WHAT THE EXERCISE ASKS: Please retype the entries exactly as they stand, leaving out any pictures.
-- SOURCE MATERIAL follows --
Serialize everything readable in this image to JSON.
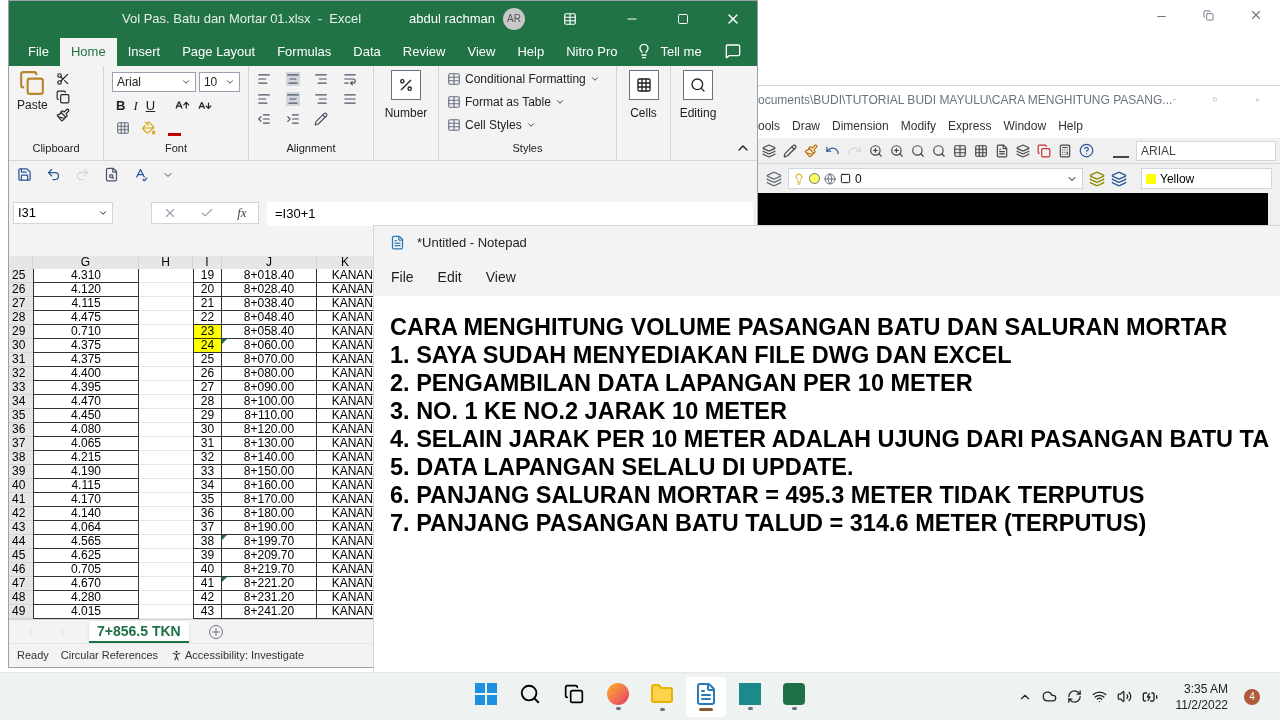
{
  "excel": {
    "title": "Vol Pas. Batu dan Mortar 01.xlsx  -  Excel",
    "user": "abdul rachman",
    "avatar": "AR",
    "tabs": [
      {
        "label": "File",
        "selected": false
      },
      {
        "label": "Home",
        "selected": true
      },
      {
        "label": "Insert",
        "selected": false
      },
      {
        "label": "Page Layout",
        "selected": false
      },
      {
        "label": "Formulas",
        "selected": false
      },
      {
        "label": "Data",
        "selected": false
      },
      {
        "label": "Review",
        "selected": false
      },
      {
        "label": "View",
        "selected": false
      },
      {
        "label": "Help",
        "selected": false
      },
      {
        "label": "Nitro Pro",
        "selected": false
      }
    ],
    "tell_me": "Tell me",
    "ribbon": {
      "paste": "Paste",
      "clipboard": "Clipboard",
      "font_name": "Arial",
      "font_size": "10",
      "bold": "B",
      "italic": "I",
      "underline": "U",
      "font": "Font",
      "alignment": "Alignment",
      "number": "Number",
      "styles_items": [
        "Conditional Formatting",
        "Format as Table",
        "Cell Styles"
      ],
      "styles": "Styles",
      "cells": "Cells",
      "editing": "Editing"
    },
    "name_box": "I31",
    "fx": "fx",
    "formula": "=I30+1",
    "columns": [
      "G",
      "H",
      "I",
      "J",
      "K"
    ],
    "rows": [
      {
        "row": "25",
        "g": "4.310",
        "i": "19",
        "j": "8+018.40",
        "k": "KANAN",
        "highlighted": false,
        "flag": false
      },
      {
        "row": "26",
        "g": "4.120",
        "i": "20",
        "j": "8+028.40",
        "k": "KANAN",
        "highlighted": false,
        "flag": false
      },
      {
        "row": "27",
        "g": "4.115",
        "i": "21",
        "j": "8+038.40",
        "k": "KANAN",
        "highlighted": false,
        "flag": false
      },
      {
        "row": "28",
        "g": "4.475",
        "i": "22",
        "j": "8+048.40",
        "k": "KANAN",
        "highlighted": false,
        "flag": false
      },
      {
        "row": "29",
        "g": "0.710",
        "i": "23",
        "j": "8+058.40",
        "k": "KANAN",
        "highlighted": true,
        "flag": false
      },
      {
        "row": "30",
        "g": "4.375",
        "i": "24",
        "j": "8+060.00",
        "k": "KANAN",
        "highlighted": true,
        "flag": true
      },
      {
        "row": "31",
        "g": "4.375",
        "i": "25",
        "j": "8+070.00",
        "k": "KANAN",
        "highlighted": false,
        "flag": false
      },
      {
        "row": "32",
        "g": "4.400",
        "i": "26",
        "j": "8+080.00",
        "k": "KANAN",
        "highlighted": false,
        "flag": false
      },
      {
        "row": "33",
        "g": "4.395",
        "i": "27",
        "j": "8+090.00",
        "k": "KANAN",
        "highlighted": false,
        "flag": false
      },
      {
        "row": "34",
        "g": "4.470",
        "i": "28",
        "j": "8+100.00",
        "k": "KANAN",
        "highlighted": false,
        "flag": false
      },
      {
        "row": "35",
        "g": "4.450",
        "i": "29",
        "j": "8+110.00",
        "k": "KANAN",
        "highlighted": false,
        "flag": false
      },
      {
        "row": "36",
        "g": "4.080",
        "i": "30",
        "j": "8+120.00",
        "k": "KANAN",
        "highlighted": false,
        "flag": false
      },
      {
        "row": "37",
        "g": "4.065",
        "i": "31",
        "j": "8+130.00",
        "k": "KANAN",
        "highlighted": false,
        "flag": false
      },
      {
        "row": "38",
        "g": "4.215",
        "i": "32",
        "j": "8+140.00",
        "k": "KANAN",
        "highlighted": false,
        "flag": false
      },
      {
        "row": "39",
        "g": "4.190",
        "i": "33",
        "j": "8+150.00",
        "k": "KANAN",
        "highlighted": false,
        "flag": false
      },
      {
        "row": "40",
        "g": "4.115",
        "i": "34",
        "j": "8+160.00",
        "k": "KANAN",
        "highlighted": false,
        "flag": false
      },
      {
        "row": "41",
        "g": "4.170",
        "i": "35",
        "j": "8+170.00",
        "k": "KANAN",
        "highlighted": false,
        "flag": false
      },
      {
        "row": "42",
        "g": "4.140",
        "i": "36",
        "j": "8+180.00",
        "k": "KANAN",
        "highlighted": false,
        "flag": false
      },
      {
        "row": "43",
        "g": "4.064",
        "i": "37",
        "j": "8+190.00",
        "k": "KANAN",
        "highlighted": false,
        "flag": false
      },
      {
        "row": "44",
        "g": "4.565",
        "i": "38",
        "j": "8+199.70",
        "k": "KANAN",
        "highlighted": false,
        "flag": true
      },
      {
        "row": "45",
        "g": "4.625",
        "i": "39",
        "j": "8+209.70",
        "k": "KANAN",
        "highlighted": false,
        "flag": false
      },
      {
        "row": "46",
        "g": "0.705",
        "i": "40",
        "j": "8+219.70",
        "k": "KANAN",
        "highlighted": false,
        "flag": false
      },
      {
        "row": "47",
        "g": "4.670",
        "i": "41",
        "j": "8+221.20",
        "k": "KANAN",
        "highlighted": false,
        "flag": true
      },
      {
        "row": "48",
        "g": "4.280",
        "i": "42",
        "j": "8+231.20",
        "k": "KANAN",
        "highlighted": false,
        "flag": false
      },
      {
        "row": "49",
        "g": "4.015",
        "i": "43",
        "j": "8+241.20",
        "k": "KANAN",
        "highlighted": false,
        "flag": false
      }
    ],
    "sheet_tab": "7+856.5 TKN",
    "status": [
      "Ready",
      "Circular References",
      "Accessibility: Investigate"
    ]
  },
  "autocad": {
    "title": "ocuments\\BUDI\\TUTORIAL BUDI MAYULU\\CARA MENGHITUNG PASANG...",
    "menu": [
      "ools",
      "Draw",
      "Dimension",
      "Modify",
      "Express",
      "Window",
      "Help"
    ],
    "text_style": "ARIAL",
    "layer": "0",
    "color": {
      "name": "Yellow",
      "color": "#ffff00"
    }
  },
  "notepad": {
    "title": "*Untitled - Notepad",
    "menu": [
      "File",
      "Edit",
      "View"
    ],
    "lines": [
      "CARA MENGHITUNG VOLUME PASANGAN BATU DAN SALURAN MORTAR",
      "1. SAYA SUDAH MENYEDIAKAN FILE DWG DAN EXCEL",
      "2. PENGAMBILAN DATA LAPANGAN PER 10 METER",
      "3. NO. 1 KE NO.2 JARAK 10 METER",
      "4. SELAIN JARAK PER 10 METER ADALAH UJUNG DARI PASANGAN BATU TA",
      "5. DATA LAPANGAN SELALU DI UPDATE.",
      "6. PANJANG SALURAN MORTAR = 495.3 METER TIDAK TERPUTUS",
      "7. PANJANG PASANGAN BATU TALUD = 314.6 METER (TERPUTUS)"
    ]
  },
  "taskbar": {
    "apps": [
      {
        "kind": "start",
        "selected": false
      },
      {
        "kind": "search",
        "selected": false
      },
      {
        "kind": "taskview",
        "selected": false
      },
      {
        "kind": "browser",
        "selected": false
      },
      {
        "kind": "folder",
        "selected": false
      },
      {
        "kind": "notepad",
        "selected": true
      },
      {
        "kind": "cad",
        "selected": false
      },
      {
        "kind": "excel",
        "selected": false
      }
    ],
    "time": "3:35 AM",
    "date": "11/2/2022",
    "notifications": "4"
  }
}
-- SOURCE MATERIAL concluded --
YOUR RESPONSE:
Serialize everything readable in this image to JSON.
{
  "excel": {
    "title": "Vol Pas. Batu dan Mortar 01.xlsx  -  Excel",
    "user": "abdul rachman",
    "avatar": "AR",
    "tabs": [
      {
        "label": "File",
        "selected": false
      },
      {
        "label": "Home",
        "selected": true
      },
      {
        "label": "Insert",
        "selected": false
      },
      {
        "label": "Page Layout",
        "selected": false
      },
      {
        "label": "Formulas",
        "selected": false
      },
      {
        "label": "Data",
        "selected": false
      },
      {
        "label": "Review",
        "selected": false
      },
      {
        "label": "View",
        "selected": false
      },
      {
        "label": "Help",
        "selected": false
      },
      {
        "label": "Nitro Pro",
        "selected": false
      }
    ],
    "tell_me": "Tell me",
    "ribbon": {
      "paste": "Paste",
      "clipboard": "Clipboard",
      "font_name": "Arial",
      "font_size": "10",
      "bold": "B",
      "italic": "I",
      "underline": "U",
      "font": "Font",
      "alignment": "Alignment",
      "number": "Number",
      "styles_items": [
        "Conditional Formatting",
        "Format as Table",
        "Cell Styles"
      ],
      "styles": "Styles",
      "cells": "Cells",
      "editing": "Editing"
    },
    "name_box": "I31",
    "fx": "fx",
    "formula": "=I30+1",
    "columns": [
      "G",
      "H",
      "I",
      "J",
      "K"
    ],
    "rows": [
      {
        "row": "25",
        "g": "4.310",
        "i": "19",
        "j": "8+018.40",
        "k": "KANAN",
        "highlighted": false,
        "flag": false
      },
      {
        "row": "26",
        "g": "4.120",
        "i": "20",
        "j": "8+028.40",
        "k": "KANAN",
        "highlighted": false,
        "flag": false
      },
      {
        "row": "27",
        "g": "4.115",
        "i": "21",
        "j": "8+038.40",
        "k": "KANAN",
        "highlighted": false,
        "flag": false
      },
      {
        "row": "28",
        "g": "4.475",
        "i": "22",
        "j": "8+048.40",
        "k": "KANAN",
        "highlighted": false,
        "flag": false
      },
      {
        "row": "29",
        "g": "0.710",
        "i": "23",
        "j": "8+058.40",
        "k": "KANAN",
        "highlighted": true,
        "flag": false
      },
      {
        "row": "30",
        "g": "4.375",
        "i": "24",
        "j": "8+060.00",
        "k": "KANAN",
        "highlighted": true,
        "flag": true
      },
      {
        "row": "31",
        "g": "4.375",
        "i": "25",
        "j": "8+070.00",
        "k": "KANAN",
        "highlighted": false,
        "flag": false
      },
      {
        "row": "32",
        "g": "4.400",
        "i": "26",
        "j": "8+080.00",
        "k": "KANAN",
        "highlighted": false,
        "flag": false
      },
      {
        "row": "33",
        "g": "4.395",
        "i": "27",
        "j": "8+090.00",
        "k": "KANAN",
        "highlighted": false,
        "flag": false
      },
      {
        "row": "34",
        "g": "4.470",
        "i": "28",
        "j": "8+100.00",
        "k": "KANAN",
        "highlighted": false,
        "flag": false
      },
      {
        "row": "35",
        "g": "4.450",
        "i": "29",
        "j": "8+110.00",
        "k": "KANAN",
        "highlighted": false,
        "flag": false
      },
      {
        "row": "36",
        "g": "4.080",
        "i": "30",
        "j": "8+120.00",
        "k": "KANAN",
        "highlighted": false,
        "flag": false
      },
      {
        "row": "37",
        "g": "4.065",
        "i": "31",
        "j": "8+130.00",
        "k": "KANAN",
        "highlighted": false,
        "flag": false
      },
      {
        "row": "38",
        "g": "4.215",
        "i": "32",
        "j": "8+140.00",
        "k": "KANAN",
        "highlighted": false,
        "flag": false
      },
      {
        "row": "39",
        "g": "4.190",
        "i": "33",
        "j": "8+150.00",
        "k": "KANAN",
        "highlighted": false,
        "flag": false
      },
      {
        "row": "40",
        "g": "4.115",
        "i": "34",
        "j": "8+160.00",
        "k": "KANAN",
        "highlighted": false,
        "flag": false
      },
      {
        "row": "41",
        "g": "4.170",
        "i": "35",
        "j": "8+170.00",
        "k": "KANAN",
        "highlighted": false,
        "flag": false
      },
      {
        "row": "42",
        "g": "4.140",
        "i": "36",
        "j": "8+180.00",
        "k": "KANAN",
        "highlighted": false,
        "flag": false
      },
      {
        "row": "43",
        "g": "4.064",
        "i": "37",
        "j": "8+190.00",
        "k": "KANAN",
        "highlighted": false,
        "flag": false
      },
      {
        "row": "44",
        "g": "4.565",
        "i": "38",
        "j": "8+199.70",
        "k": "KANAN",
        "highlighted": false,
        "flag": true
      },
      {
        "row": "45",
        "g": "4.625",
        "i": "39",
        "j": "8+209.70",
        "k": "KANAN",
        "highlighted": false,
        "flag": false
      },
      {
        "row": "46",
        "g": "0.705",
        "i": "40",
        "j": "8+219.70",
        "k": "KANAN",
        "highlighted": false,
        "flag": false
      },
      {
        "row": "47",
        "g": "4.670",
        "i": "41",
        "j": "8+221.20",
        "k": "KANAN",
        "highlighted": false,
        "flag": true
      },
      {
        "row": "48",
        "g": "4.280",
        "i": "42",
        "j": "8+231.20",
        "k": "KANAN",
        "highlighted": false,
        "flag": false
      },
      {
        "row": "49",
        "g": "4.015",
        "i": "43",
        "j": "8+241.20",
        "k": "KANAN",
        "highlighted": false,
        "flag": false
      }
    ],
    "sheet_tab": "7+856.5 TKN",
    "status": [
      "Ready",
      "Circular References",
      "Accessibility: Investigate"
    ]
  },
  "autocad": {
    "title": "ocuments\\BUDI\\TUTORIAL BUDI MAYULU\\CARA MENGHITUNG PASANG...",
    "menu": [
      "ools",
      "Draw",
      "Dimension",
      "Modify",
      "Express",
      "Window",
      "Help"
    ],
    "text_style": "ARIAL",
    "layer": "0",
    "color": {
      "name": "Yellow",
      "color": "#ffff00"
    }
  },
  "notepad": {
    "title": "*Untitled - Notepad",
    "menu": [
      "File",
      "Edit",
      "View"
    ],
    "lines": [
      "CARA MENGHITUNG VOLUME PASANGAN BATU DAN SALURAN MORTAR",
      "1. SAYA SUDAH MENYEDIAKAN FILE DWG DAN EXCEL",
      "2. PENGAMBILAN DATA LAPANGAN PER 10 METER",
      "3. NO. 1 KE NO.2 JARAK 10 METER",
      "4. SELAIN JARAK PER 10 METER ADALAH UJUNG DARI PASANGAN BATU TA",
      "5. DATA LAPANGAN SELALU DI UPDATE.",
      "6. PANJANG SALURAN MORTAR = 495.3 METER TIDAK TERPUTUS",
      "7. PANJANG PASANGAN BATU TALUD = 314.6 METER (TERPUTUS)"
    ]
  },
  "taskbar": {
    "apps": [
      {
        "kind": "start",
        "selected": false
      },
      {
        "kind": "search",
        "selected": false
      },
      {
        "kind": "taskview",
        "selected": false
      },
      {
        "kind": "browser",
        "selected": false
      },
      {
        "kind": "folder",
        "selected": false
      },
      {
        "kind": "notepad",
        "selected": true
      },
      {
        "kind": "cad",
        "selected": false
      },
      {
        "kind": "excel",
        "selected": false
      }
    ],
    "time": "3:35 AM",
    "date": "11/2/2022",
    "notifications": "4"
  }
}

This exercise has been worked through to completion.